* Businesses spend hundreds of millions of dollars every year on L&D yet often don't see ROI and consequently don't see L&D as a particularly valuable part of the organization. It's incumbant on L&D leads to find out what sort of material impact the CEO and his or her team are looking for and then figure out a way to help drive that.
We talk with Jason Weber, enterprise training director for the Wisconsin Department of Administration and founder of Elements Consulting, about servant leadership--the concept that leaders should have an innate desire to serve and support their team.
*Servant leadership involves providing accountability, i.e. ensuring that the goals identified by the team are being accomplished by all members of the team, including the leader.

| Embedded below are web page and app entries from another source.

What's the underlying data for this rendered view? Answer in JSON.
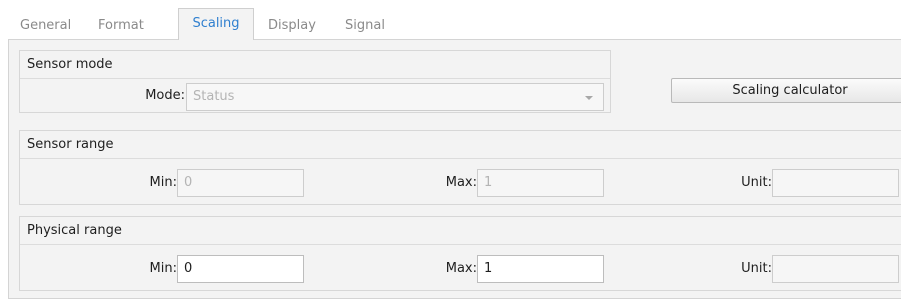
{
  "tabs": [
    {
      "label": "General"
    },
    {
      "label": "Format"
    },
    {
      "label": "Scaling"
    },
    {
      "label": "Display"
    },
    {
      "label": "Signal"
    }
  ],
  "active_tab": "Scaling",
  "colors": {
    "accent": "#2f7fcf",
    "panel": "#f3f3f3"
  },
  "sensor_mode": {
    "title": "Sensor mode",
    "mode_label": "Mode:",
    "mode_value": "Status"
  },
  "scaling_calculator_label": "Scaling calculator",
  "sensor_range": {
    "title": "Sensor range",
    "min_label": "Min:",
    "min_value": "0",
    "max_label": "Max:",
    "max_value": "1",
    "unit_label": "Unit:",
    "unit_value": ""
  },
  "physical_range": {
    "title": "Physical range",
    "min_label": "Min:",
    "min_value": "0",
    "max_label": "Max:",
    "max_value": "1",
    "unit_label": "Unit:",
    "unit_value": ""
  }
}
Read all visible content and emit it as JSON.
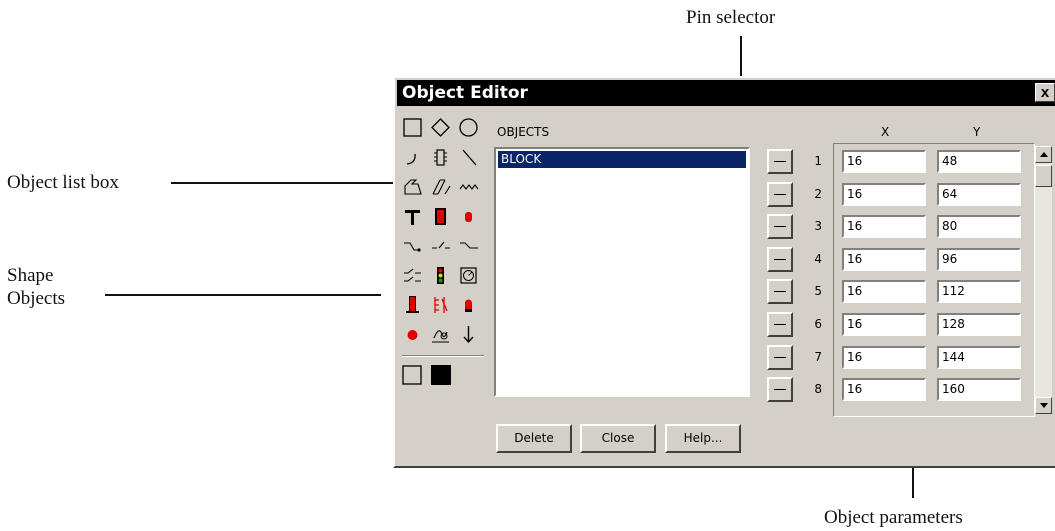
{
  "callouts": {
    "pin_selector": "Pin selector",
    "object_list_box": "Object list box",
    "shape_objects_line1": "Shape",
    "shape_objects_line2": "Objects",
    "object_parameters": "Object parameters"
  },
  "window": {
    "title": "Object Editor",
    "close_glyph": "x"
  },
  "objects_label": "OBJECTS",
  "objects_list": [
    "BLOCK"
  ],
  "buttons": {
    "delete": "Delete",
    "close": "Close",
    "help": "Help..."
  },
  "params": {
    "x_header": "X",
    "y_header": "Y",
    "rows": [
      {
        "n": "1",
        "x": "16",
        "y": "48"
      },
      {
        "n": "2",
        "x": "16",
        "y": "64"
      },
      {
        "n": "3",
        "x": "16",
        "y": "80"
      },
      {
        "n": "4",
        "x": "16",
        "y": "96"
      },
      {
        "n": "5",
        "x": "16",
        "y": "112"
      },
      {
        "n": "6",
        "x": "16",
        "y": "128"
      },
      {
        "n": "7",
        "x": "16",
        "y": "144"
      },
      {
        "n": "8",
        "x": "16",
        "y": "160"
      }
    ]
  },
  "tools": [
    "rectangle-icon",
    "diamond-icon",
    "circle-icon",
    "arc-icon",
    "chip-icon",
    "diagonal-line-icon",
    "polygon-icon",
    "double-polyline-icon",
    "zigzag-icon",
    "text-tool-icon",
    "red-block-icon",
    "red-led-icon",
    "switch-open-icon",
    "switch-break-icon",
    "switch-closed-icon",
    "double-switch-icon",
    "traffic-light-icon",
    "gauge-icon",
    "red-bar-icon",
    "relay-icon",
    "red-bulb-icon",
    "red-dot-icon",
    "motor-icon",
    "arrow-down-icon"
  ],
  "colors": {
    "dialog_bg": "#d4d0c8",
    "titlebar_bg": "#000000",
    "selection_bg": "#0a246a",
    "accent_red": "#e00000"
  }
}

*Servant leadership also involves providing the support and resources employees need to do their jobs to the best of their ability. This includes not only physical resources but also emotional and psychological support and making people feel valued.
*Servant leadership also entails honest self-evaluation. This involves leaders admitting mistakes and being aware of their own strengths and weaknesses. Honest self-evaluation is also about seeking feedback and taking it to heart to change behaviors that are detrimental to success.
I talk with David Hoff, COO and executive vice president at EASI Consult and author of Learning Agility: The Key to Leader Potential, about what learning agility is a why it matters. David discusses several factors that contribute to learning agility and explains why learning "agility" is not the same as learning "ability." Where learning ability is about intelligence, learning agility is about adapting to knew situations and being able to figure out how to function and get things done. Agile learners are able to easily paradigms and see problems from various perspectives; are able to take constructive criticism and use it to improve their performance; and are willing to take interpersonal risks.
I talk with my co-host Mike Allison, who's also a world-class sales trainer, about tips for making training engaging. Mike's tips include:
It's the trainers job to engage his or her audience. Trainees are not obligated to be engaged.
Trainers have to be great facilitators by getting the participants to do the heavy lifting themselves.
Great facilitators get participants up out of their seats and doing things.
Avoid PowerPoint at all costs!
The physical space where the training takes place matters. Arrange chairs (no tables!) in a U-shape to facilitate engagement and interaction.